- Work task
The pictures are to be omitted when the entries are reproduced exactly.

- Records for this exercise

-- Opening Marker --

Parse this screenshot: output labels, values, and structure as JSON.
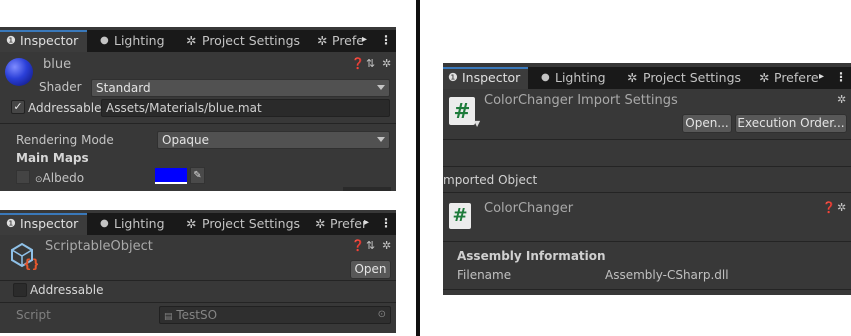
{
  "tabs": {
    "inspector": "Inspector",
    "lighting": "Lighting",
    "project_settings": "Project Settings",
    "preferences_a": "Prefe",
    "preferences_b": "Prefer",
    "preferences_c": "Prefere",
    "overflow_arrow": "▸",
    "menu": "⋮"
  },
  "material_panel": {
    "name": "blue",
    "shader_label": "Shader",
    "shader_value": "Standard",
    "addressable_label": "Addressable",
    "addressable_checked": true,
    "addressable_path": "Assets/Materials/blue.mat",
    "rendering_mode_label": "Rendering Mode",
    "rendering_mode_value": "Opaque",
    "main_maps_label": "Main Maps",
    "albedo_label": "Albedo",
    "albedo_color": "#0000ff"
  },
  "so_panel": {
    "title": "ScriptableObject",
    "open_label": "Open",
    "addressable_label": "Addressable",
    "addressable_checked": false,
    "script_label": "Script",
    "script_value": "TestSO"
  },
  "import_panel": {
    "title": "ColorChanger Import Settings",
    "open_label": "Open...",
    "execution_order_label": "Execution Order...",
    "imported_object_label": "mported Object",
    "object_name": "ColorChanger",
    "assembly_info_label": "Assembly Information",
    "filename_label": "Filename",
    "filename_value": "Assembly-CSharp.dll"
  },
  "icons": {
    "info": "info-icon",
    "bulb": "lightbulb-icon",
    "gear": "gear-icon",
    "help": "help-icon",
    "settings_sliders": "preset-sliders-icon",
    "script": "script-icon",
    "scriptable_object": "scriptable-object-icon",
    "eyedropper": "eyedropper-icon",
    "check": "✓",
    "hash": "#"
  },
  "colors": {
    "panel_bg": "#383838",
    "tab_bar_bg": "#191919",
    "active_tab_accent": "#3a79bb",
    "script_icon_green": "#1e7b3b",
    "sphere_blue": "#2a3fd8"
  }
}
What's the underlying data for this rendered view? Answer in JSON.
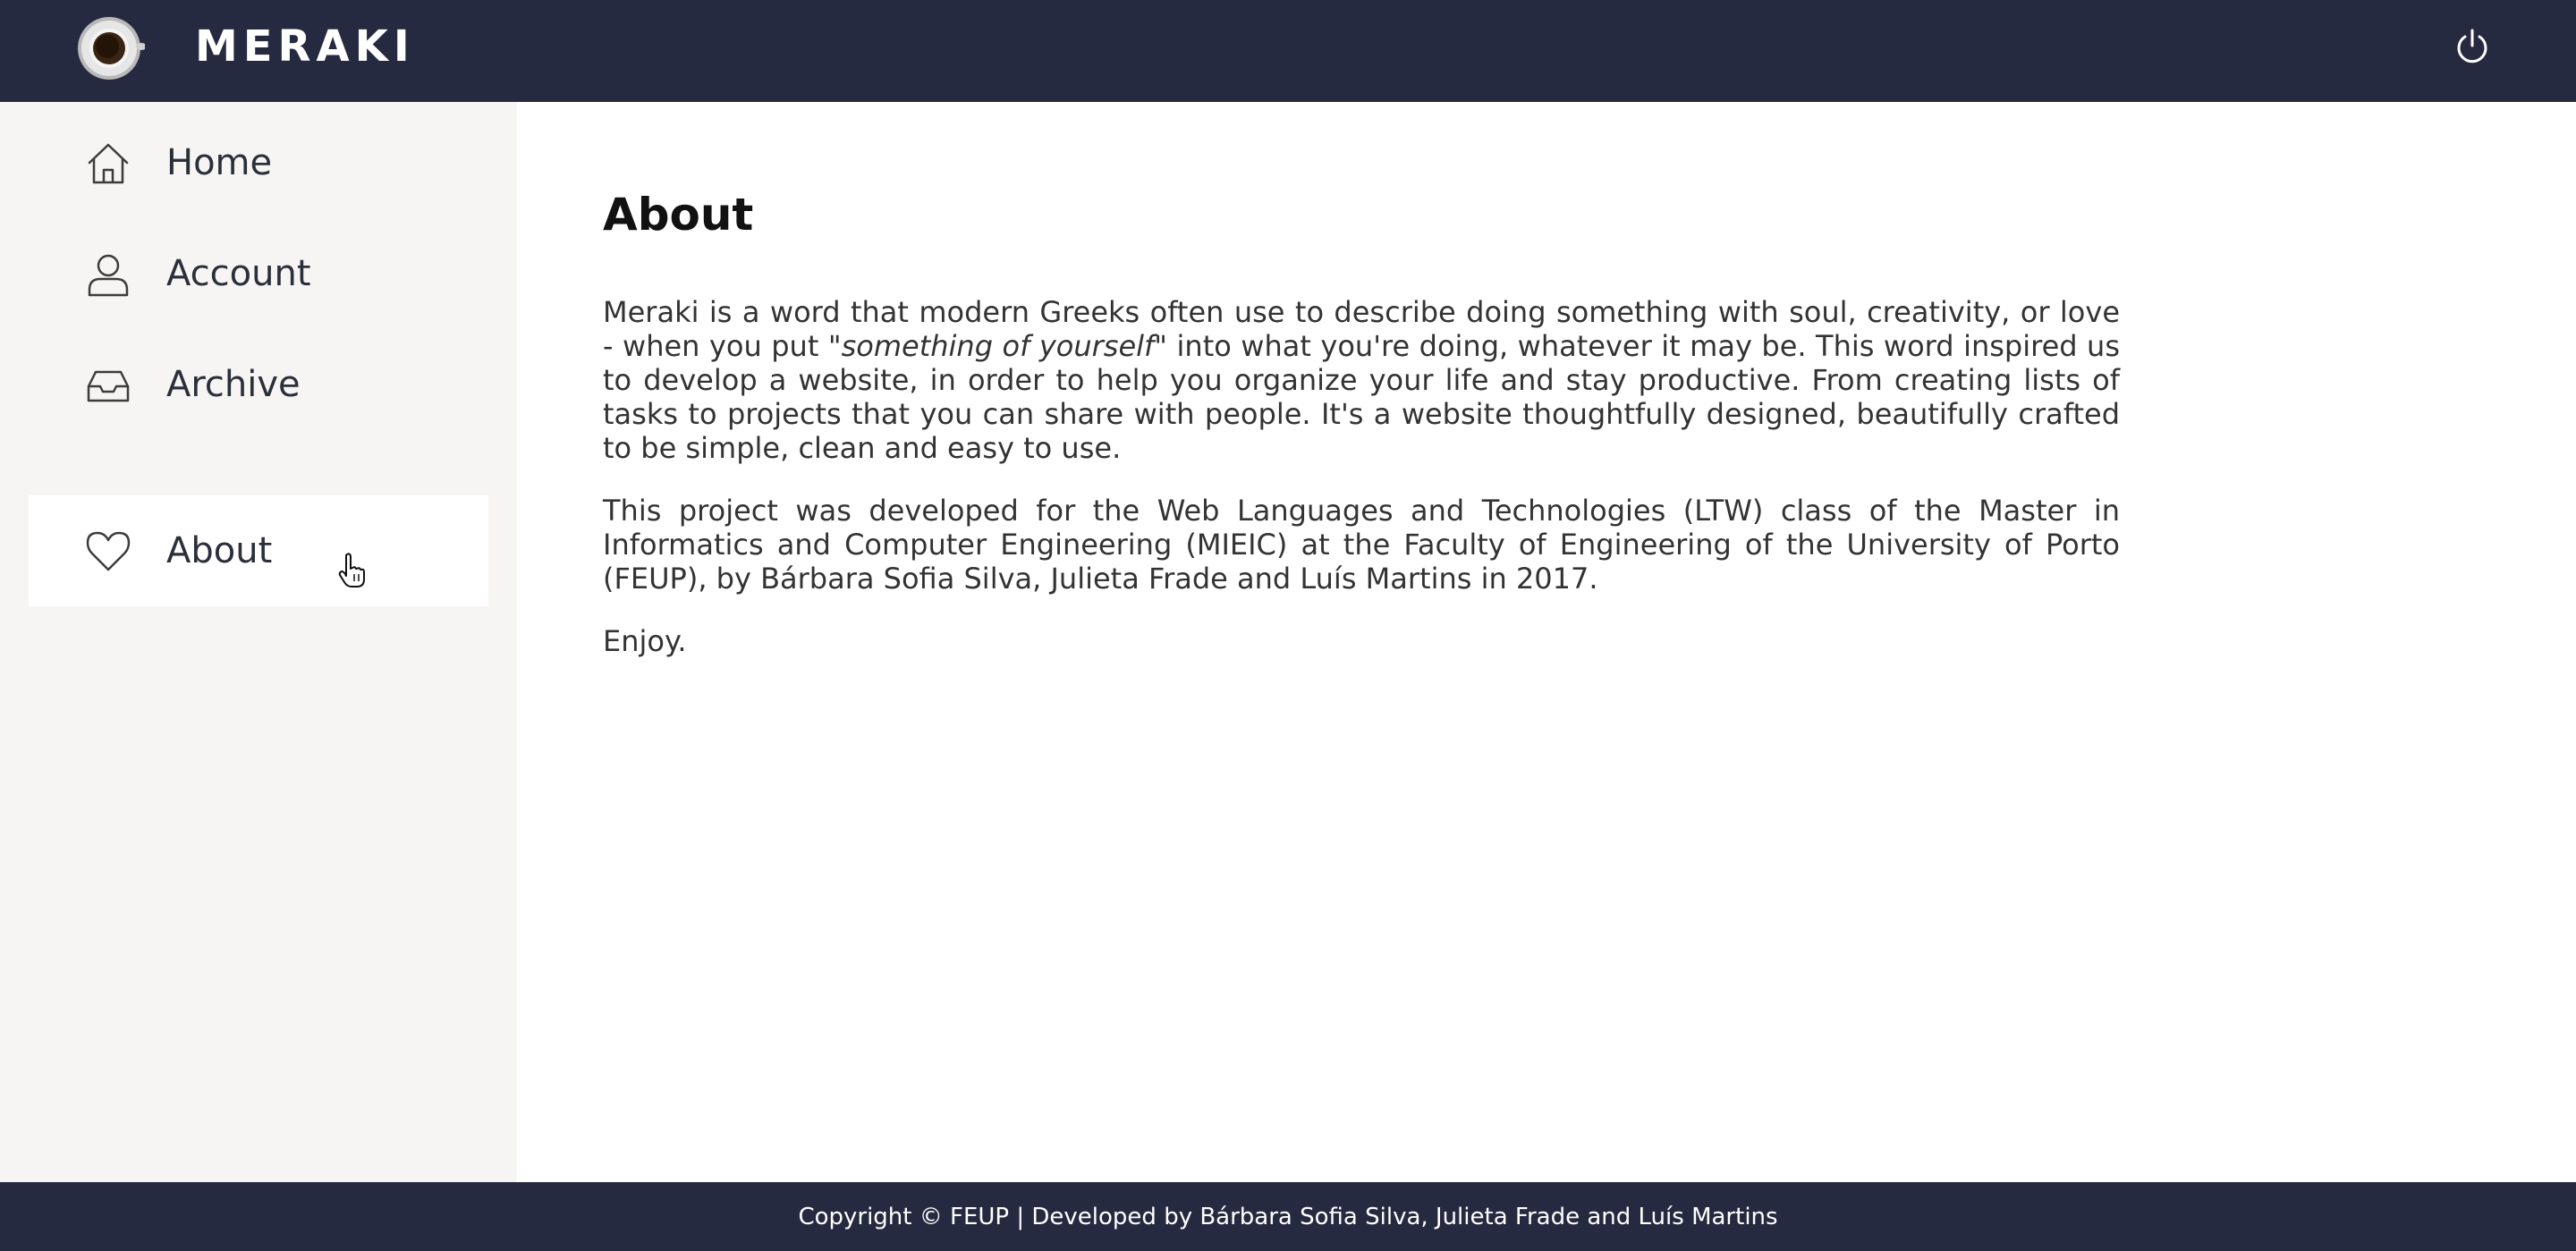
{
  "header": {
    "brand": "MERAKI",
    "logo_icon": "coffee-cup-logo-icon",
    "power_icon": "power-icon",
    "background": "#262a40"
  },
  "sidebar": {
    "background": "#f6f5f3",
    "items": [
      {
        "label": "Home",
        "icon": "home-icon",
        "active": false
      },
      {
        "label": "Account",
        "icon": "user-icon",
        "active": false
      },
      {
        "label": "Archive",
        "icon": "inbox-icon",
        "active": false
      },
      {
        "label": "About",
        "icon": "heart-icon",
        "active": true
      }
    ]
  },
  "main": {
    "title": "About",
    "paragraph1_before": "Meraki is a word that modern Greeks often use to describe doing something with soul, creativity, or love - when you put ",
    "paragraph1_emphasis": "\"something of yourself\"",
    "paragraph1_after": " into what you're doing, whatever it may be. This word inspired us to develop a website, in order to help you organize your life and stay productive. From creating lists of tasks to projects that you can share with people. It's a website thoughtfully designed, beautifully crafted to be simple, clean and easy to use.",
    "paragraph2": "This project was developed for the Web Languages and Technologies (LTW) class of the Master in Informatics and Computer Engineering (MIEIC) at the Faculty of Engineering of the University of Porto (FEUP), by Bárbara Sofia Silva, Julieta Frade and Luís Martins in 2017.",
    "paragraph3": "Enjoy."
  },
  "footer": {
    "text": "Copyright © FEUP | Developed by Bárbara Sofia Silva, Julieta Frade and Luís Martins"
  }
}
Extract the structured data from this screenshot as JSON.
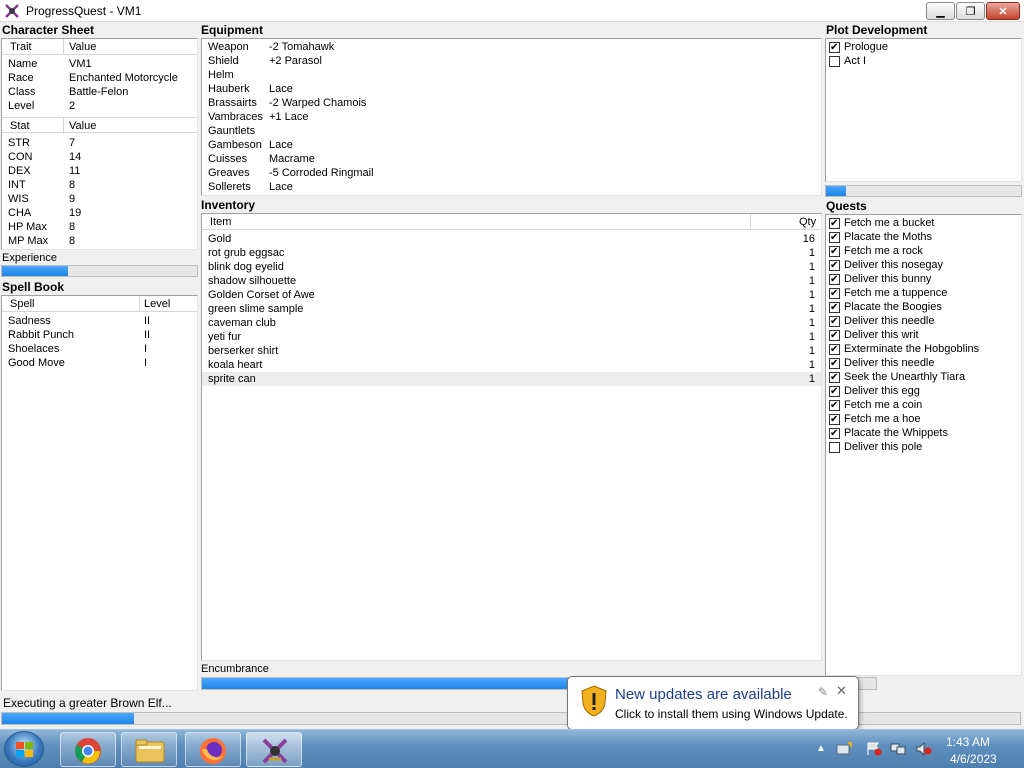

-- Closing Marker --

- Solution to the exercise
Parse this screenshot: output labels, values, and structure as JSON.
{
  "tabs": {
    "inspector": "Inspector",
    "lighting": "Lighting",
    "project_settings": "Project Settings",
    "preferences_a": "Prefe",
    "preferences_b": "Prefer",
    "preferences_c": "Prefere",
    "overflow_arrow": "▸",
    "menu": "⋮"
  },
  "material_panel": {
    "name": "blue",
    "shader_label": "Shader",
    "shader_value": "Standard",
    "addressable_label": "Addressable",
    "addressable_checked": true,
    "addressable_path": "Assets/Materials/blue.mat",
    "rendering_mode_label": "Rendering Mode",
    "rendering_mode_value": "Opaque",
    "main_maps_label": "Main Maps",
    "albedo_label": "Albedo",
    "albedo_color": "#0000ff"
  },
  "so_panel": {
    "title": "ScriptableObject",
    "open_label": "Open",
    "addressable_label": "Addressable",
    "addressable_checked": false,
    "script_label": "Script",
    "script_value": "TestSO"
  },
  "import_panel": {
    "title": "ColorChanger Import Settings",
    "open_label": "Open...",
    "execution_order_label": "Execution Order...",
    "imported_object_label": "mported Object",
    "object_name": "ColorChanger",
    "assembly_info_label": "Assembly Information",
    "filename_label": "Filename",
    "filename_value": "Assembly-CSharp.dll"
  },
  "icons": {
    "info": "info-icon",
    "bulb": "lightbulb-icon",
    "gear": "gear-icon",
    "help": "help-icon",
    "settings_sliders": "preset-sliders-icon",
    "script": "script-icon",
    "scriptable_object": "scriptable-object-icon",
    "eyedropper": "eyedropper-icon",
    "check": "✓",
    "hash": "#"
  },
  "colors": {
    "panel_bg": "#383838",
    "tab_bar_bg": "#191919",
    "active_tab_accent": "#3a79bb",
    "script_icon_green": "#1e7b3b",
    "sphere_blue": "#2a3fd8"
  }
}
What's the underlying data for this rendered view? Answer in JSON.
{
  "header": {
    "brand": "MERAKI",
    "logo_icon": "coffee-cup-logo-icon",
    "power_icon": "power-icon",
    "background": "#262a40"
  },
  "sidebar": {
    "background": "#f6f5f3",
    "items": [
      {
        "label": "Home",
        "icon": "home-icon",
        "active": false
      },
      {
        "label": "Account",
        "icon": "user-icon",
        "active": false
      },
      {
        "label": "Archive",
        "icon": "inbox-icon",
        "active": false
      },
      {
        "label": "About",
        "icon": "heart-icon",
        "active": true
      }
    ]
  },
  "main": {
    "title": "About",
    "paragraph1_before": "Meraki is a word that modern Greeks often use to describe doing something with soul, creativity, or love - when you put ",
    "paragraph1_emphasis": "\"something of yourself\"",
    "paragraph1_after": " into what you're doing, whatever it may be. This word inspired us to develop a website, in order to help you organize your life and stay productive. From creating lists of tasks to projects that you can share with people. It's a website thoughtfully designed, beautifully crafted to be simple, clean and easy to use.",
    "paragraph2": "This project was developed for the Web Languages and Technologies (LTW) class of the Master in Informatics and Computer Engineering (MIEIC) at the Faculty of Engineering of the University of Porto (FEUP), by Bárbara Sofia Silva, Julieta Frade and Luís Martins in 2017.",
    "paragraph3": "Enjoy."
  },
  "footer": {
    "text": "Copyright © FEUP | Developed by Bárbara Sofia Silva, Julieta Frade and Luís Martins"
  }
}
Extract the structured data from this screenshot as JSON.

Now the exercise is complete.